Curriculum Matters: April 15, 2015

The Art of Reading

“Books are a uniquely portable magic.”

                                                           Stephen King

For the children in our Primary, Extended Day and Junior Level programs,  learning to read is one of the elements that weaves their days, months and years together.



From the initial stages of sound to letter mapping until they read their first long chapter book, we support, nurture and coach our students to develop into avid readers. We believe this is an essential part of development in our society.

We purposefully designed our Extended Day/Junior Level Library experience to include a sense of excitement and magic alongside the more mundane aspects of choosing a book to take home. We did so with the hope that by the time they transition to the Upper Level annex across the street, EAC students would have become lovers of the art of reading and inculcated into this lifelong club. I am happy to report that we are overwhelmingly successful in this endeavor!
The Libraries at EAC are amazing, wonderful, and vibrant places.

In each of our buildings we have a library filled with books at all reading levels: stories, non-fiction, guides, joke and craft books, even a small selection of audio books!

Reading is celebrated at EAC, and readers are actively engaged in sharing the joy they find in each book with the other children in their class.  This creates a culture where a conversation about favorite books is as common-if not more so-than one about favorite television shows or apps.

In the Extended Day/Junior Level Library students are found at least once a week chatting with peers. They discuss what they just read, what they plan to check out next, and what they might want to read  the following week.

Junior Level Librarians serve as ambassadors for the love of reading.  They prepare the Library for their classmates, work together to use the computer to scan in the returned books, and then put them back on their correct place on the shelves, ready to be chosen again.

Librarians also help their peers select a “just right book”- a book that is challenging enough to strengthen reading muscles, but not so difficult that it isn’t fun to read. Librarians ask questions :what someone’s favorite book is, what they have read recently and loved, whether they like animals, magic, real life?  All lead to choosing the perfect book for the week.

Being a Junior Level Librarian is a privilege reserved for the Lions, those in the third year of our JL program.  In the three years since we started the JL Librarian program the job has taken on an aura of distinction, and those who perform it earn a significant amount of respect from their peers.  More than one JL Tiger or Bear has confided to me that they can’t wait to be a Lion so that they too can be a Librarian!

(More than one former Librarian loved the job so much that they have offered to train their replacement, some even offering to come back from Upper Level to help out.)

In our society the ability to read is important, yet the time allowed for children to develop their reading skills and engage in reading for pleasure is often scarce.  I feel incredibly blessed to be part of this small subset of active, engaged and enthusiastic readers!

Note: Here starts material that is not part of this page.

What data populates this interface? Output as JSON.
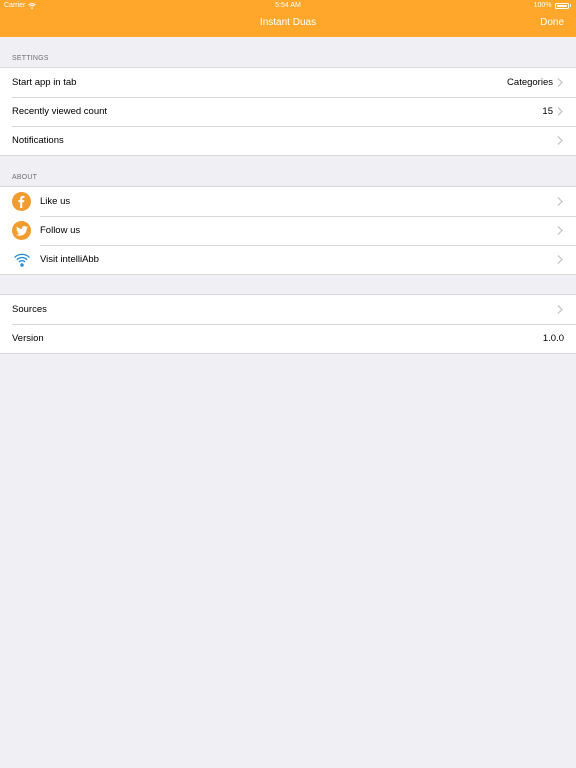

At this year’s Celebration of the Arts (April 27th, 5:30-7:30 pm), I am thrilled to report that we will include the arts of reading and writing. During the event, in the foyer outside Laura’s office, Junior Level students will read from books they have written as part of our Picturing Writing curriculum.

Our third annual Book Fair will also be taking place before, during and after the Celebration. This year a portion of the proceeds from our Book Fair will be donated to a preschool program in our area to help enrich their library as well as continuing to build our own.

Please join us in supporting and celebrating our budding avid readers and these often unsung arts.


“The big purpose of school is to ensure that every child is given full membership in the club of literacy.”

                                                                                  Frank Smith